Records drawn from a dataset
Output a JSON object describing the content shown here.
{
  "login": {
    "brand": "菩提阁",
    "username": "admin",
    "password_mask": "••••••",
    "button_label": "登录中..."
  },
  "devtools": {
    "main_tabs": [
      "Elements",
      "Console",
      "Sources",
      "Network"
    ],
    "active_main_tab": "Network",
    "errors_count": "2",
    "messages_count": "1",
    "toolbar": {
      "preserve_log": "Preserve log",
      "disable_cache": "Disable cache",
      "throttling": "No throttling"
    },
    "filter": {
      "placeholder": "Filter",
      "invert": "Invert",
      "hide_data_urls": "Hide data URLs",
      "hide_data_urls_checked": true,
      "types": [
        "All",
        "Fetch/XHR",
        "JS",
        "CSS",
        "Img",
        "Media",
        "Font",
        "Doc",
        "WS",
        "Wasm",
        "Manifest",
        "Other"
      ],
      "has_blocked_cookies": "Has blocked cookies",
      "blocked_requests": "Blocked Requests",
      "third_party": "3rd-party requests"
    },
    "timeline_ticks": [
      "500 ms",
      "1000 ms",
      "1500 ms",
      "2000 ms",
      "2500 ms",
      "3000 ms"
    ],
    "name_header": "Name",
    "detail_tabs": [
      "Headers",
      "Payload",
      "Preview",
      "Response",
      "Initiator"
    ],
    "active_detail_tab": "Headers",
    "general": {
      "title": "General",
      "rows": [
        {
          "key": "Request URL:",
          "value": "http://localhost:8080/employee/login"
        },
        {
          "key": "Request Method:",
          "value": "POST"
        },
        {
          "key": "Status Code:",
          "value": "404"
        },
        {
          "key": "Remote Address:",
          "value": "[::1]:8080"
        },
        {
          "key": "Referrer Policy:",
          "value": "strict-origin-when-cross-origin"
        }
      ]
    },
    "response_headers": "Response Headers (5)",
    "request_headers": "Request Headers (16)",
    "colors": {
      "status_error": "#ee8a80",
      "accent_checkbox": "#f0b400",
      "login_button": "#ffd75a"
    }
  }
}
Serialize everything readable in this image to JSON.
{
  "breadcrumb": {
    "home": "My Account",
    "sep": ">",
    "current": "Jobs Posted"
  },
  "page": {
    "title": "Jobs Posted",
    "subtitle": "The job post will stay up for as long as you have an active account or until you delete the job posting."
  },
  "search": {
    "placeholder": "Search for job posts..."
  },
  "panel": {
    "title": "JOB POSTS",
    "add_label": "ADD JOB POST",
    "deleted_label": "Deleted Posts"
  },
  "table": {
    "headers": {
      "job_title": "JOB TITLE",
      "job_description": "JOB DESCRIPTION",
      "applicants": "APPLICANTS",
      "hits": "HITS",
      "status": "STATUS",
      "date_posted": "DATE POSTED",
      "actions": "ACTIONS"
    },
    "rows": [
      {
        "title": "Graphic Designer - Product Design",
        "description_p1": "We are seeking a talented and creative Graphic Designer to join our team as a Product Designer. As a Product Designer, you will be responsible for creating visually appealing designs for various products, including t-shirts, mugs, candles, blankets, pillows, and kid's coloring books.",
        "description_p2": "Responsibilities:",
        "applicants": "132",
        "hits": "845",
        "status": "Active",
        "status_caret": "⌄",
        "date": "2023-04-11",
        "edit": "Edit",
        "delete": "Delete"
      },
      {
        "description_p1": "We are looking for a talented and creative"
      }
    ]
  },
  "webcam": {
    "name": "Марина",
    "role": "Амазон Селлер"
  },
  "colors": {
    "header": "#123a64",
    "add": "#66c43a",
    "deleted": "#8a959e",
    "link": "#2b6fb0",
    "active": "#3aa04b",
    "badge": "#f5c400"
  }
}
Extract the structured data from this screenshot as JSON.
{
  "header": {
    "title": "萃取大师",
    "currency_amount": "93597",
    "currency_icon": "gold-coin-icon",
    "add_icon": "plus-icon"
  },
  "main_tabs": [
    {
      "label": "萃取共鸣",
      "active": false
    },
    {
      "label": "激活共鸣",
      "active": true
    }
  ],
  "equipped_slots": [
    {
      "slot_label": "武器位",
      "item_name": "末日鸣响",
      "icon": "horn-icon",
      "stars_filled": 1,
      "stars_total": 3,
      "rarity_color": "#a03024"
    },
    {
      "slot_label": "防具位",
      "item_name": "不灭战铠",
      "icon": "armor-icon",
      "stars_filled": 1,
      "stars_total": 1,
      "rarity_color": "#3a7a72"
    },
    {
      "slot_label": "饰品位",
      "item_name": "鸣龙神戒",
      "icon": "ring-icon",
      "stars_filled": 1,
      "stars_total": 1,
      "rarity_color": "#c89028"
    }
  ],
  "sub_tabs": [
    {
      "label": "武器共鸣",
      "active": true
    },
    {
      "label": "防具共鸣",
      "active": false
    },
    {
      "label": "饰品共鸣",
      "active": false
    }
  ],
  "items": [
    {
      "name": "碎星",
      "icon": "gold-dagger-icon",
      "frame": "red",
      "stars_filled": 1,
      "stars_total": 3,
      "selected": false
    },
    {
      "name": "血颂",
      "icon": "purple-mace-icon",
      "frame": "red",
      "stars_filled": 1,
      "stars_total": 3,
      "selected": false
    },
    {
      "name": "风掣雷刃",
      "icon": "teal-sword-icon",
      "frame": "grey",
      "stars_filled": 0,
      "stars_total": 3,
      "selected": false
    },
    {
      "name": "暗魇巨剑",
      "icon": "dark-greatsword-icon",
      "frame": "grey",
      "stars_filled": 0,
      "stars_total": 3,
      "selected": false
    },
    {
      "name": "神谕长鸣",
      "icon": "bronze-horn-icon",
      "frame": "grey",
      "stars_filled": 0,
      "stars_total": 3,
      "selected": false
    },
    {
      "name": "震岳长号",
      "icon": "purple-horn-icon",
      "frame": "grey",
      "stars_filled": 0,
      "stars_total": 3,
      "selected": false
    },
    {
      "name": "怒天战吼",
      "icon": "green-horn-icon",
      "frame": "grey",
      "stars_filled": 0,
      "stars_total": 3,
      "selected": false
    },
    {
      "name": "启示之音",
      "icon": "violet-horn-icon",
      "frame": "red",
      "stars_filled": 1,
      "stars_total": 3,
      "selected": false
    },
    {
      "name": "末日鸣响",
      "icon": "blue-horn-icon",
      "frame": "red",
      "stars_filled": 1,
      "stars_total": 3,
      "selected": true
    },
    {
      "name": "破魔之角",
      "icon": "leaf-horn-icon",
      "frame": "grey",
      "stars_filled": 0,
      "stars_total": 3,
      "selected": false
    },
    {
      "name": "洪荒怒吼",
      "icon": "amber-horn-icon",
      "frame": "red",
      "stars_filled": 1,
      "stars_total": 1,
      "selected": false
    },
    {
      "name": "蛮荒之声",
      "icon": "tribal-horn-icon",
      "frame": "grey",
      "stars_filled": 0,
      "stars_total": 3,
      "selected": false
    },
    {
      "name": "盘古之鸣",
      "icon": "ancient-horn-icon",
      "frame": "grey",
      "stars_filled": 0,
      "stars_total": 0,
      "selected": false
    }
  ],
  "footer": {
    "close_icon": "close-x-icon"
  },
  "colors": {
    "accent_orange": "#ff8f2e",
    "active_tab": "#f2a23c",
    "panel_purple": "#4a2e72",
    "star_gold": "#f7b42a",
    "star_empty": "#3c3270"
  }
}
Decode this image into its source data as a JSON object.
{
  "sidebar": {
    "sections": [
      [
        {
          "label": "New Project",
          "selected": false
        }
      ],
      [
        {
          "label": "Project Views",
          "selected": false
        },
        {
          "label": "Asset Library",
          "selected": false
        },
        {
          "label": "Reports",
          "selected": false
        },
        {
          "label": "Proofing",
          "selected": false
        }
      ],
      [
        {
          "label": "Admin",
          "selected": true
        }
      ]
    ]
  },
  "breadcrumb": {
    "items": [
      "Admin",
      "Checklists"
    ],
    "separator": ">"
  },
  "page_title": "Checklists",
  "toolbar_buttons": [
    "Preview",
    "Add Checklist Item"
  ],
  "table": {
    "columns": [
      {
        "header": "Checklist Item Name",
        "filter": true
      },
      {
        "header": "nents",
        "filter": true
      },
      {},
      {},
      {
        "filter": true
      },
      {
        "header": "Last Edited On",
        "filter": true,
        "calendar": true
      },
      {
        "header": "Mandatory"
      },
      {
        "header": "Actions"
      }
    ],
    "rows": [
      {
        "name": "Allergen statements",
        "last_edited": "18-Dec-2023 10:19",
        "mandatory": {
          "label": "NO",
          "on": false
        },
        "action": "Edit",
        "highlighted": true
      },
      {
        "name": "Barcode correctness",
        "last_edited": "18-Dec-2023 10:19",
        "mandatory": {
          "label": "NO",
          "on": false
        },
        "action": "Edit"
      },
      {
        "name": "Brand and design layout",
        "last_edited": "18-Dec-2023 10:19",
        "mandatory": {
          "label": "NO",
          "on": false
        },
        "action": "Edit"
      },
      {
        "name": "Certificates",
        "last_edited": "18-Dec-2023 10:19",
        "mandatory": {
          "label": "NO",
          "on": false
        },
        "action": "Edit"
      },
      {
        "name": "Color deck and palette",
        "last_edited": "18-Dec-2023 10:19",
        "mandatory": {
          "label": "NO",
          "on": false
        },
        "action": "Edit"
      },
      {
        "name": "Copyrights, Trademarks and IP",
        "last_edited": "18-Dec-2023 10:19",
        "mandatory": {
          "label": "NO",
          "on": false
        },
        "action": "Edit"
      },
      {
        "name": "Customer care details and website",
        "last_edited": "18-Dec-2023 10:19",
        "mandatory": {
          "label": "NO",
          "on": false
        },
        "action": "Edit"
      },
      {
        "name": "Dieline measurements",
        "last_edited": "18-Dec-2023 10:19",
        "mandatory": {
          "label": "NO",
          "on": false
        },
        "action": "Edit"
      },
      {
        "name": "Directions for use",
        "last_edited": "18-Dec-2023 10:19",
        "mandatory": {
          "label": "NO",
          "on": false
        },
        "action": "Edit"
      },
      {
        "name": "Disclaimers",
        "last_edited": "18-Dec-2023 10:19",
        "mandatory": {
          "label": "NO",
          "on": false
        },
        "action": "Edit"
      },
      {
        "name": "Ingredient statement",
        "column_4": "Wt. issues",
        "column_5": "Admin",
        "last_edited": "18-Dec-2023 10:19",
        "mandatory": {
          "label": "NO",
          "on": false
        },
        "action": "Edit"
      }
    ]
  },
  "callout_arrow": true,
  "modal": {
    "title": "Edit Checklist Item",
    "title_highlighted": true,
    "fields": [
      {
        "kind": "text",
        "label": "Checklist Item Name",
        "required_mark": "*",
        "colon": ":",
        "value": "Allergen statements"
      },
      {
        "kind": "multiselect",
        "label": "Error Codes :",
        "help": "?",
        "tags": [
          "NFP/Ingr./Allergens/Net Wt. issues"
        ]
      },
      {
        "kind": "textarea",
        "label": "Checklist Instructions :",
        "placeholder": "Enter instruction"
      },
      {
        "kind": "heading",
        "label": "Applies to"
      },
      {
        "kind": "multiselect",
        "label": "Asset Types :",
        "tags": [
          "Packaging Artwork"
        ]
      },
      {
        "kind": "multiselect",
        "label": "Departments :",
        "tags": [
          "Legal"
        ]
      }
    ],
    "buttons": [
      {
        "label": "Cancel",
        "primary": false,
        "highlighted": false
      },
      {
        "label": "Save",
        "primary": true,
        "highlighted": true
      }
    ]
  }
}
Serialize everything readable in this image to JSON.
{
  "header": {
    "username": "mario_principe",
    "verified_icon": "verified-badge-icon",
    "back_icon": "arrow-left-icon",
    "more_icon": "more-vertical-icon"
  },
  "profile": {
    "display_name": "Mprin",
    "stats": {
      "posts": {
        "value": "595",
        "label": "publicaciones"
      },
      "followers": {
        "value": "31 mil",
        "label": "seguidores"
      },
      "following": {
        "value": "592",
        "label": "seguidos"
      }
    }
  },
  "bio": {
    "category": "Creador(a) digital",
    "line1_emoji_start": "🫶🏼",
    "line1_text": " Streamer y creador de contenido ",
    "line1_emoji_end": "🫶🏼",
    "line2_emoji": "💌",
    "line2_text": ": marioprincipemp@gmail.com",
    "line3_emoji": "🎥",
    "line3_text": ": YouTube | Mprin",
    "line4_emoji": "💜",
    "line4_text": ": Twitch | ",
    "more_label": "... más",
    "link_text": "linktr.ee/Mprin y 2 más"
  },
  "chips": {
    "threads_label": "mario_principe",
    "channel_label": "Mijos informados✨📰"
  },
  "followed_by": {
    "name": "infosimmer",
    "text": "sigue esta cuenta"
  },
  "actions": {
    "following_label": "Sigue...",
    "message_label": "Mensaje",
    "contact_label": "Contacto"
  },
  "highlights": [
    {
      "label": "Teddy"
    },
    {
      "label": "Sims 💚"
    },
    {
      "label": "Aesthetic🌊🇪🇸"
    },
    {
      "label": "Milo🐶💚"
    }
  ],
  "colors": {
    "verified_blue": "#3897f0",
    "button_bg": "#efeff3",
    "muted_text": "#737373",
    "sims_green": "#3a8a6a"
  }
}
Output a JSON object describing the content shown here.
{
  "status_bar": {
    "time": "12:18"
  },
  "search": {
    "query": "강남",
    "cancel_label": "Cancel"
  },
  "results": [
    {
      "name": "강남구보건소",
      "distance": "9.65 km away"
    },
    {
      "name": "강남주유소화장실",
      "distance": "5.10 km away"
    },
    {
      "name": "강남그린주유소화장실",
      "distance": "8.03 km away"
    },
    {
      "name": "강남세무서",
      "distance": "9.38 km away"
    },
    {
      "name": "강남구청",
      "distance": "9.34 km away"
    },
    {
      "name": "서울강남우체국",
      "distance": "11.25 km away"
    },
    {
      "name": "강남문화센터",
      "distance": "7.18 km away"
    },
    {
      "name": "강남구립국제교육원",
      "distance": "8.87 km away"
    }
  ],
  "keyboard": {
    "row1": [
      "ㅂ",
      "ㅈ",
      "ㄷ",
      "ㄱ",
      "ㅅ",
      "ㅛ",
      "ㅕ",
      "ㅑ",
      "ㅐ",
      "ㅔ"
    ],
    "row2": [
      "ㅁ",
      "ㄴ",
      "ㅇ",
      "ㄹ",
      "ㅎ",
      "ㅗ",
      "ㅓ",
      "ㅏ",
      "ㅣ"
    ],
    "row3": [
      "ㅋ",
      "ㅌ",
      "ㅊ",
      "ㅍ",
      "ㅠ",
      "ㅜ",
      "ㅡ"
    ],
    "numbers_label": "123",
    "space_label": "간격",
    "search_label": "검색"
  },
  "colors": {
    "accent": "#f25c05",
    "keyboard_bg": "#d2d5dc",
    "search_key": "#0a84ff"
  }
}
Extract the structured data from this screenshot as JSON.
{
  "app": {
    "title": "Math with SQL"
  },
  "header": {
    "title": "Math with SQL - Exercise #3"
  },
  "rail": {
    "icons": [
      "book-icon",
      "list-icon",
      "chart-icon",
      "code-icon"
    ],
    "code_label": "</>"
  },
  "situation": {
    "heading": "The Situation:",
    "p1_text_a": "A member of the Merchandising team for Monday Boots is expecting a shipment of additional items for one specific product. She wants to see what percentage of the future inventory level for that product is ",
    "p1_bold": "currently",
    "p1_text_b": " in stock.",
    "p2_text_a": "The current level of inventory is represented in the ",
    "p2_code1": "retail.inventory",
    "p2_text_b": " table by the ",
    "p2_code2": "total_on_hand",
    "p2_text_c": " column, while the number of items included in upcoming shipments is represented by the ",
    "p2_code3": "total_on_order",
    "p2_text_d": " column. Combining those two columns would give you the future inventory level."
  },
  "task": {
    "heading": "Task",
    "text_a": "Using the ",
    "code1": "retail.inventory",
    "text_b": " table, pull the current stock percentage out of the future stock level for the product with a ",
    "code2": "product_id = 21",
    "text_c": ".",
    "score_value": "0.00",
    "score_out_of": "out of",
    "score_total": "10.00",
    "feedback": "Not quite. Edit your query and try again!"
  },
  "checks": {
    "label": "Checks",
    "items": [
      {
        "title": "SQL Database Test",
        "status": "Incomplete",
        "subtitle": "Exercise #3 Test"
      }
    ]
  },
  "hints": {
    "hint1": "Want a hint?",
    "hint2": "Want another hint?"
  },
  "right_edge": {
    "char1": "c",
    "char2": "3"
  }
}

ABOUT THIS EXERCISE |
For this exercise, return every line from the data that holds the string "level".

OUTPUT OF THE TASK |
    "p1_text_a": "A member of the Merchandising team for Monday Boots is expecting a shipment of additional items for one specific product. She wants to see what percentage of the future inventory level for that product is ",
    "p2_text_a": "The current level of inventory is represented in the ",
    "p2_text_d": " column. Combining those two columns would give you the future inventory level."
    "text_b": " table, pull the current stock percentage out of the future stock level for the product with a ",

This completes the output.